Once my biggest challenge was making the 4X100 relay team. Other challenges? Stop smoking, date a guy who works for a living, date a guy who doesn’t lie.
Cough without peeing myself.
My daughter the other day told me that some classmates – girls – had taken it upon themselves to inform her (often) when she was being “a spaz”.
Biggest challenge ever? Stop myself from driving to school to tell these girls that maybe they’d fooled everybody else (what smart sweet girls), but I was on to them.
My kids aren’t perfect examples of respectable behaviour. My daughter’s impatience is what led to this label that, I discovered, she has been carrying for months. By the last few days of school, she was beyond weary. She was done.

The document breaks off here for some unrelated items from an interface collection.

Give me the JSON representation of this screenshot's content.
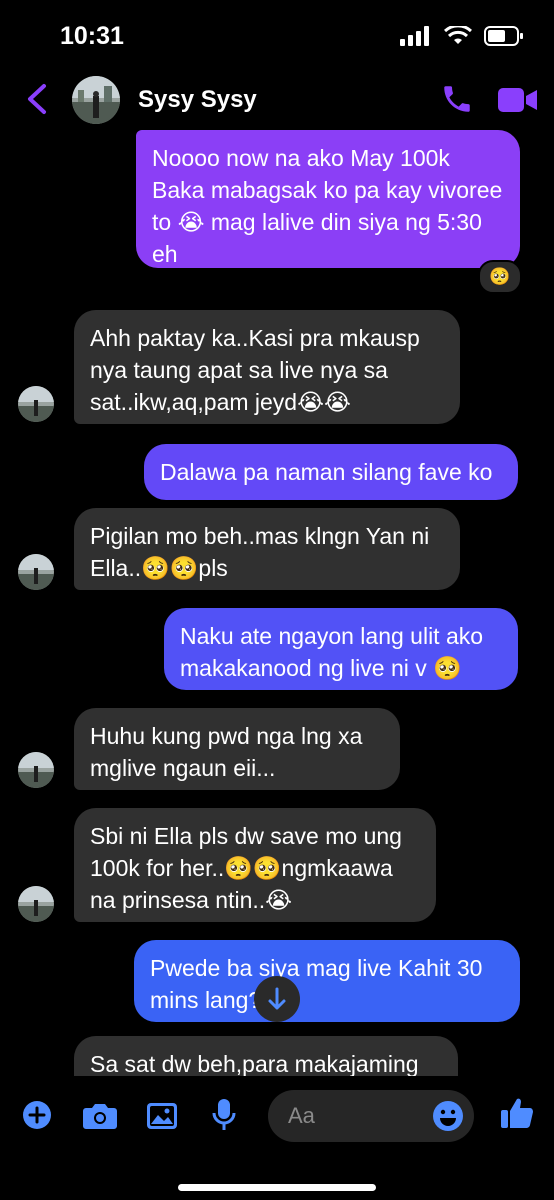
{
  "status": {
    "time": "10:31"
  },
  "header": {
    "contact_name": "Sysy Sysy"
  },
  "messages": [
    {
      "text": "Noooo now na ako May 100k Baka mabagsak ko pa kay vivoree to 😭 mag lalive din siya ng 5:30 eh",
      "reaction": "🥺"
    },
    {
      "text": "Ahh paktay ka..Kasi pra mkausp nya taung apat sa live nya sa sat..ikw,aq,pam jeyd😭😭"
    },
    {
      "text": "Dalawa pa naman silang fave ko"
    },
    {
      "text": "Pigilan mo beh..mas klngn Yan ni Ella..🥺🥺pls"
    },
    {
      "text": "Naku ate ngayon lang ulit ako makakanood ng live ni v 🥺"
    },
    {
      "text": "Huhu kung pwd nga lng xa mglive ngaun eii..."
    },
    {
      "text": "Sbi ni Ella pls dw save mo ung 100k for her..🥺🥺ngmkaawa na prinsesa ntin..😭"
    },
    {
      "text": "Pwede ba siya mag live Kahit 30 mins lang?"
    },
    {
      "text": "Sa sat dw beh,para makajaming"
    }
  ],
  "composer": {
    "placeholder": "Aa"
  },
  "colors": {
    "accent": "#8a3ffc",
    "bubble_in": "#303030",
    "out_top": "#8b3ff6",
    "out_bottom": "#3a63f5"
  },
  "icons": [
    "back-icon",
    "phone-icon",
    "video-icon",
    "plus-icon",
    "camera-icon",
    "image-icon",
    "mic-icon",
    "emoji-icon",
    "like-icon",
    "arrow-down-icon",
    "signal-icon",
    "wifi-icon",
    "battery-icon"
  ]
}
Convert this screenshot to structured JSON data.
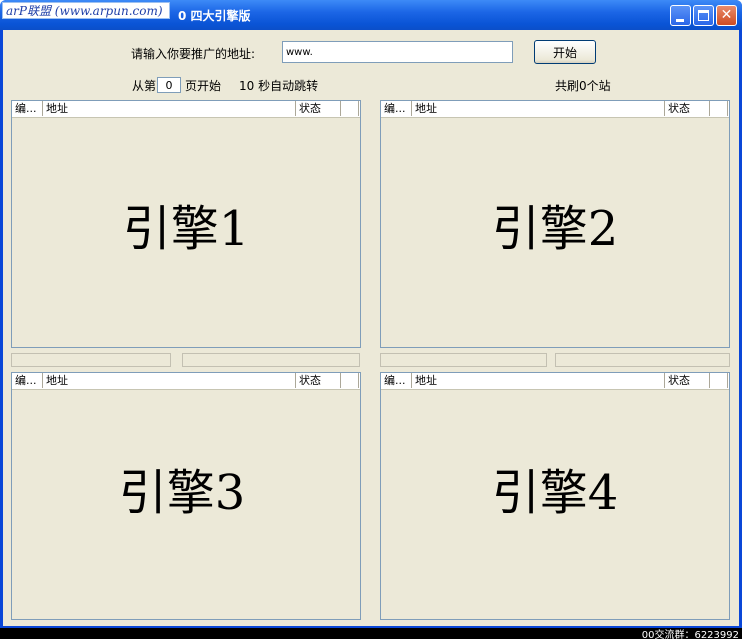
{
  "window": {
    "brand": "arP联盟 (www.arpun.com)",
    "title": "0  四大引擎版",
    "close_glyph": "✕"
  },
  "form": {
    "url_label": "请输入你要推广的地址:",
    "url_value": "www.",
    "start_button": "开始",
    "from_label": "从第",
    "page_value": "0",
    "page_start_label": "页开始",
    "auto_jump_label": "10 秒自动跳转",
    "total_label": "共刷0个站"
  },
  "columns": {
    "num": "编...",
    "address": "地址",
    "status": "状态",
    "extra": ""
  },
  "engines": [
    {
      "label": "引擎1"
    },
    {
      "label": "引擎2"
    },
    {
      "label": "引擎3"
    },
    {
      "label": "引擎4"
    }
  ],
  "statusbar": {
    "text": "00交流群：6223992"
  },
  "colors": {
    "titlebar": "#0a54d6",
    "client": "#ece9d8",
    "listview_border": "#7f9db9"
  }
}
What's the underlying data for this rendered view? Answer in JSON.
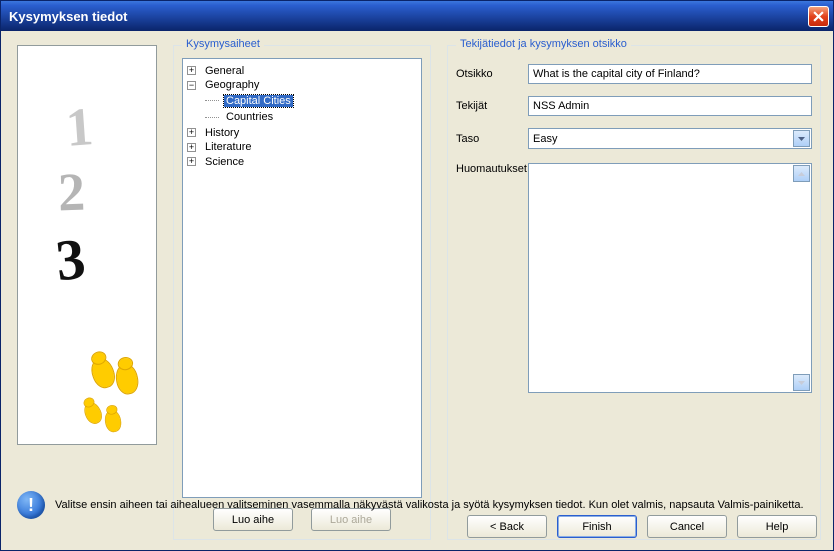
{
  "window": {
    "title": "Kysymyksen tiedot"
  },
  "topics": {
    "title": "Kysymysaiheet",
    "items": [
      {
        "label": "General",
        "expander": "+"
      },
      {
        "label": "Geography",
        "expander": "−",
        "children": [
          {
            "label": "Capital Cities",
            "selected": true
          },
          {
            "label": "Countries"
          }
        ]
      },
      {
        "label": "History",
        "expander": "+"
      },
      {
        "label": "Literature",
        "expander": "+"
      },
      {
        "label": "Science",
        "expander": "+"
      }
    ],
    "btn_create": "Luo aihe",
    "btn_create2": "Luo aihe"
  },
  "details": {
    "title": "Tekijätiedot ja kysymyksen otsikko",
    "label_title": "Otsikko",
    "value_title": "What is the capital city of Finland?",
    "label_authors": "Tekijät",
    "value_authors": "NSS Admin",
    "label_level": "Taso",
    "value_level": "Easy",
    "label_notes": "Huomautukset"
  },
  "info": {
    "text": "Valitse ensin aiheen tai aihealueen valitseminen vasemmalla näkyvästä valikosta ja syötä kysymyksen tiedot. Kun olet valmis, napsauta Valmis-painiketta."
  },
  "buttons": {
    "back": "< Back",
    "finish": "Finish",
    "cancel": "Cancel",
    "help": "Help"
  }
}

She is moving schools with some other classmates. She told me she conducted a survey these last few days of Who Will Miss Me and Who Won’t Miss Me.
I found this sheet as I went through her stack of papers the days following June 29. There were columns she had not shared with me, such as Who Will Sort Of Miss Me and Who Says They Will Miss Me But Actually Won’t.
Both columns had the names of two girls I thought to be her good friends. My daughter told me that as school wound down, these girls had told her she budded into their lives too much when they didn’t want her there. I asked her: How did you feel about that? She said she was happy for summer to come.
There was another column: Who Says They Won’t Miss Me But They Actually Will. She had written a boy’s name, one we had heard many times throughout the year.
“He says he won’t miss me,” she said to me, giggling, “but I know he will.”
This is my view as I watch three boys in my son’s class write their Father’s Day poems:
Really short hair, short hair and long hair. I noticed the boys in the class are all, coincidentally, seated by hair lengths. My son is part of the long hairs.
I volunteer at the school. I enjoy it. I have never volunteered in my life – ok, that short stint at the Humane Society where I pet cats and cried so much, I had to stop after three visits. This has been my taste of doing something because I only want to. I don’t have to, I sort of need to but most of all I want to.
I worked closely with my son’s teacher this year and I am very fortunate to have had this opportunity. I helped the kids write. It has been most satisfying.
I was able to volunteer at my daughter’s school as well. Her teacher is a wonderful man. My kids have been very lucky this year, and in turn, so have I. As the end of the school year approaches I am sad but also sort of relieved.
I am sort of relieved because it is tough being a volunteer. Mostly because I am never completely comfortable. While my job may be easily defined for that specific purpose, my role is vast and I need to find my way through with few guidelines (I have no union). I often feel that when a person at the school fails to look happy to see me that I have stepped across a line somehow. It is my compulsion to second guess myself maybe.
I do feel down some days, if there has been a slight or a moment of awkwardness or a fit of quick anger that I have tamped down.
So I think of a moment, like the one of the boys above. Those heads down as they work quietly, tongues sticking out or legs fiddling beneath the table. It is worth it – those uneasy moments – because the good moments are startling in their delight.